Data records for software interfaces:
◇ ◇ ◇
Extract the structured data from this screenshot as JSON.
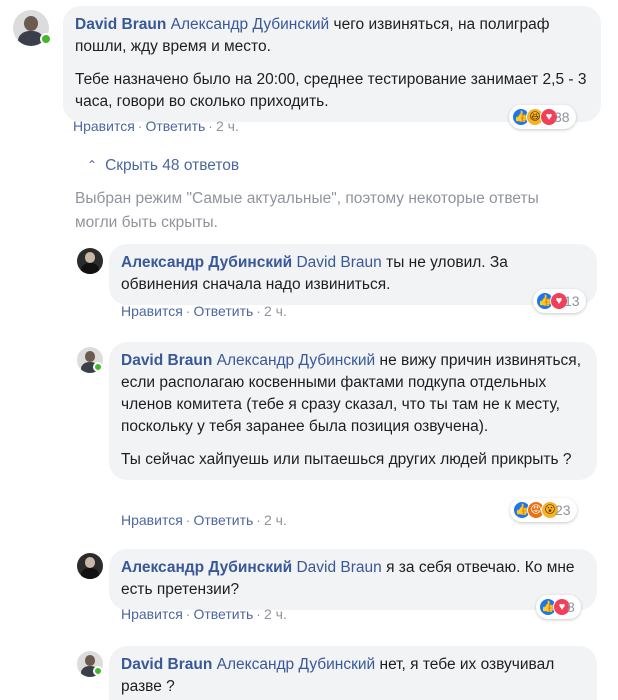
{
  "thread": {
    "toggle_label": "Скрыть 48 ответов",
    "notice": "Выбран режим \"Самые актуальные\", поэтому некоторые ответы могли быть скрыты."
  },
  "comments": [
    {
      "author": "David Braun",
      "mention": "Александр Дубинский",
      "text": "чего извиняться, на полиграф пошли, жду время и место.",
      "text2": "Тебе назначено было на 20:00, среднее тестирование занимает 2,5 - 3 часа, говори во сколько приходить.",
      "like": "Нравится",
      "reply": "Ответить",
      "time": "2 ч.",
      "reaction_count": "38",
      "reaction_icons": [
        "like-icon",
        "haha-icon",
        "love-icon"
      ]
    },
    {
      "author": "Александр Дубинский",
      "mention": "David Braun",
      "text": "ты не уловил. За обвинения сначала надо извиниться.",
      "like": "Нравится",
      "reply": "Ответить",
      "time": "2 ч.",
      "reaction_count": "13",
      "reaction_icons": [
        "like-icon",
        "love-icon"
      ]
    },
    {
      "author": "David Braun",
      "mention": "Александр Дубинский",
      "text": "не вижу причин извиняться, если располагаю косвенными фактами подкупа отдельных членов комитета (тебе я сразу сказал, что ты там не к месту, поскольку у тебя заранее была позиция озвучена).",
      "text2": "Ты сейчас хайпуешь или пытаешься других людей прикрыть ?",
      "like": "Нравится",
      "reply": "Ответить",
      "time": "2 ч.",
      "reaction_count": "23",
      "reaction_icons": [
        "like-icon",
        "angry-icon",
        "wow-icon"
      ]
    },
    {
      "author": "Александр Дубинский",
      "mention": "David Braun",
      "text": "я за себя отвечаю. Ко мне есть претензии?",
      "like": "Нравится",
      "reply": "Ответить",
      "time": "2 ч.",
      "reaction_count": "8",
      "reaction_icons": [
        "like-icon",
        "love-icon"
      ]
    },
    {
      "author": "David Braun",
      "mention": "Александр Дубинский",
      "text": "нет, я тебе их озвучивал разве ?"
    }
  ]
}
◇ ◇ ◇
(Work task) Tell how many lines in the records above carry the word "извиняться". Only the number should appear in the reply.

(Result of this exercise) 2